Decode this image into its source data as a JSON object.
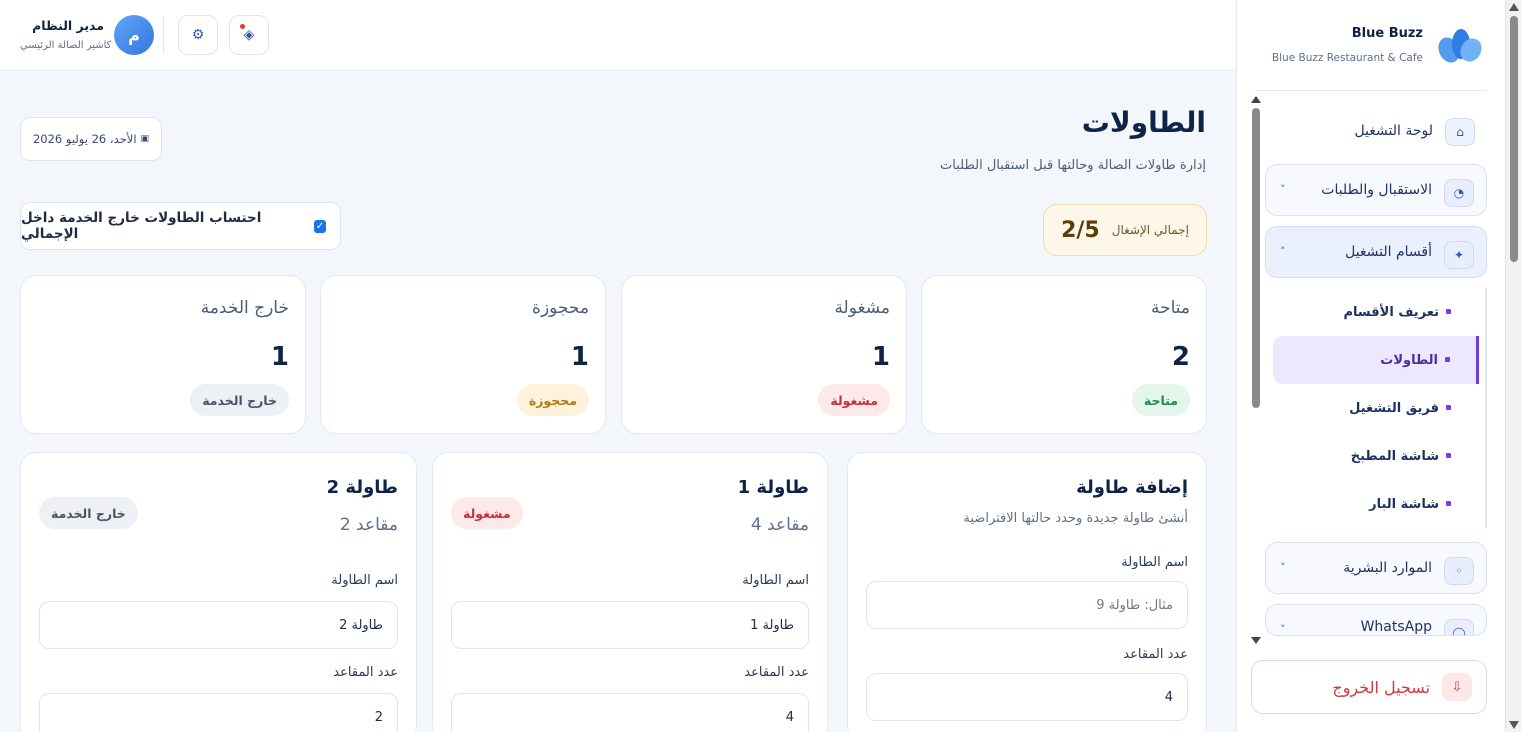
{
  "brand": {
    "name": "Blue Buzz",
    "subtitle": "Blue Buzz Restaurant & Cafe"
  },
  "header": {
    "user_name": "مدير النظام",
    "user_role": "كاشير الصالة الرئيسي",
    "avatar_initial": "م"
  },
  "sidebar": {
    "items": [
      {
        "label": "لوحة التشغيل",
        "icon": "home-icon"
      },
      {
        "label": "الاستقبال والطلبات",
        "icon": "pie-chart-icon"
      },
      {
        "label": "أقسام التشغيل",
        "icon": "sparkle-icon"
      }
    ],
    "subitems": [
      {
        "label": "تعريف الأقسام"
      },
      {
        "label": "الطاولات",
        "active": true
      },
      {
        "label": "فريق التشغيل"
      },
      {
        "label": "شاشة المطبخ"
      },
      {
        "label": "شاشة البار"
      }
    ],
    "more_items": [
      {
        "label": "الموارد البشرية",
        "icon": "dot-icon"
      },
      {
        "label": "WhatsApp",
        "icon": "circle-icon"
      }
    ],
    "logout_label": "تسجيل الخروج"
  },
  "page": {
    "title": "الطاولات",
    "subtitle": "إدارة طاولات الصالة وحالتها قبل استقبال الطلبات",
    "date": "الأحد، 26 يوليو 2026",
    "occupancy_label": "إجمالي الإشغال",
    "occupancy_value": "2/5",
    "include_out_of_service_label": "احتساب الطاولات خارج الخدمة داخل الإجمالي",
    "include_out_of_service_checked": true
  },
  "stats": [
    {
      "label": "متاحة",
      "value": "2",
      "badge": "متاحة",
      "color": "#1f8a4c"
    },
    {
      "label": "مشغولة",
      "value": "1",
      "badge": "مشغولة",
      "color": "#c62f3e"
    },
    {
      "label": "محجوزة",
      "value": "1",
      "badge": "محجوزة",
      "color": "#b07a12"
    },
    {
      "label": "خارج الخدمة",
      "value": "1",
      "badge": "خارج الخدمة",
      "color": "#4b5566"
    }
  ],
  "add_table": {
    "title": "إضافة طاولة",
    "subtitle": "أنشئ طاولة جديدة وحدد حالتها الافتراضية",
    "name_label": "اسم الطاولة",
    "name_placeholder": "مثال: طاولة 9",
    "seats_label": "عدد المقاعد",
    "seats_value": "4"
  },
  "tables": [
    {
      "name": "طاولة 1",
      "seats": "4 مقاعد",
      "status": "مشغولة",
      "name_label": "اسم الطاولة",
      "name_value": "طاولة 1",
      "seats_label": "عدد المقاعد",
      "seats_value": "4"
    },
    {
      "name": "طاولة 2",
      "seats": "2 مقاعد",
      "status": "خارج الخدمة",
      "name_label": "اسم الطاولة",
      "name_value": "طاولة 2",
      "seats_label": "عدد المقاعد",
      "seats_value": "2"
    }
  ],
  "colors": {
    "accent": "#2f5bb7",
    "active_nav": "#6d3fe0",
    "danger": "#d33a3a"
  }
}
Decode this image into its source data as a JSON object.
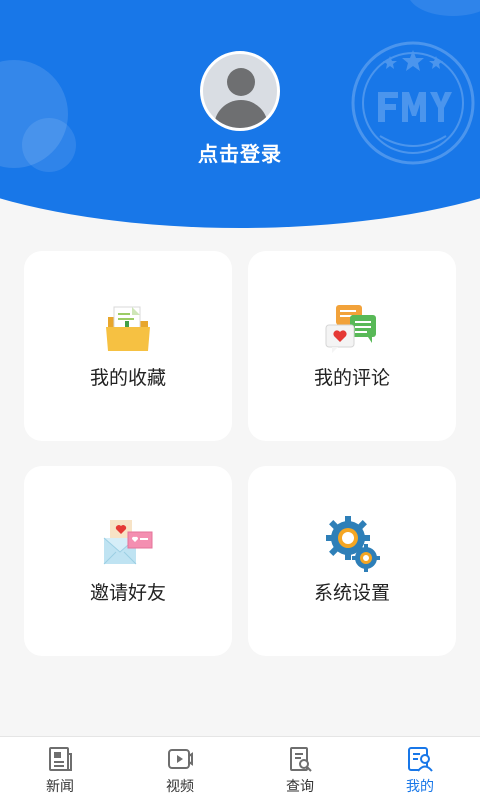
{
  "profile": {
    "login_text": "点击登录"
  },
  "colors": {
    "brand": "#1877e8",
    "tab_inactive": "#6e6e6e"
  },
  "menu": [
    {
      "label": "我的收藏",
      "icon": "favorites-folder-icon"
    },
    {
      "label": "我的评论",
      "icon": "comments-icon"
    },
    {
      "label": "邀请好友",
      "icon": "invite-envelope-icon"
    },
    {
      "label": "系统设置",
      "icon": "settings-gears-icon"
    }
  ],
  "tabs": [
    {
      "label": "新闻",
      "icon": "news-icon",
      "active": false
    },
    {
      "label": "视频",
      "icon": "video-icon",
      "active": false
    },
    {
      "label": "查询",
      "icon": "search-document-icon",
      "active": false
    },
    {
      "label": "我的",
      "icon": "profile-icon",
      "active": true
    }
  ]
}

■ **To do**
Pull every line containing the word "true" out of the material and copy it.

■ **Your response**
        "active": true
    "include_out_of_service_checked": true
      "active": true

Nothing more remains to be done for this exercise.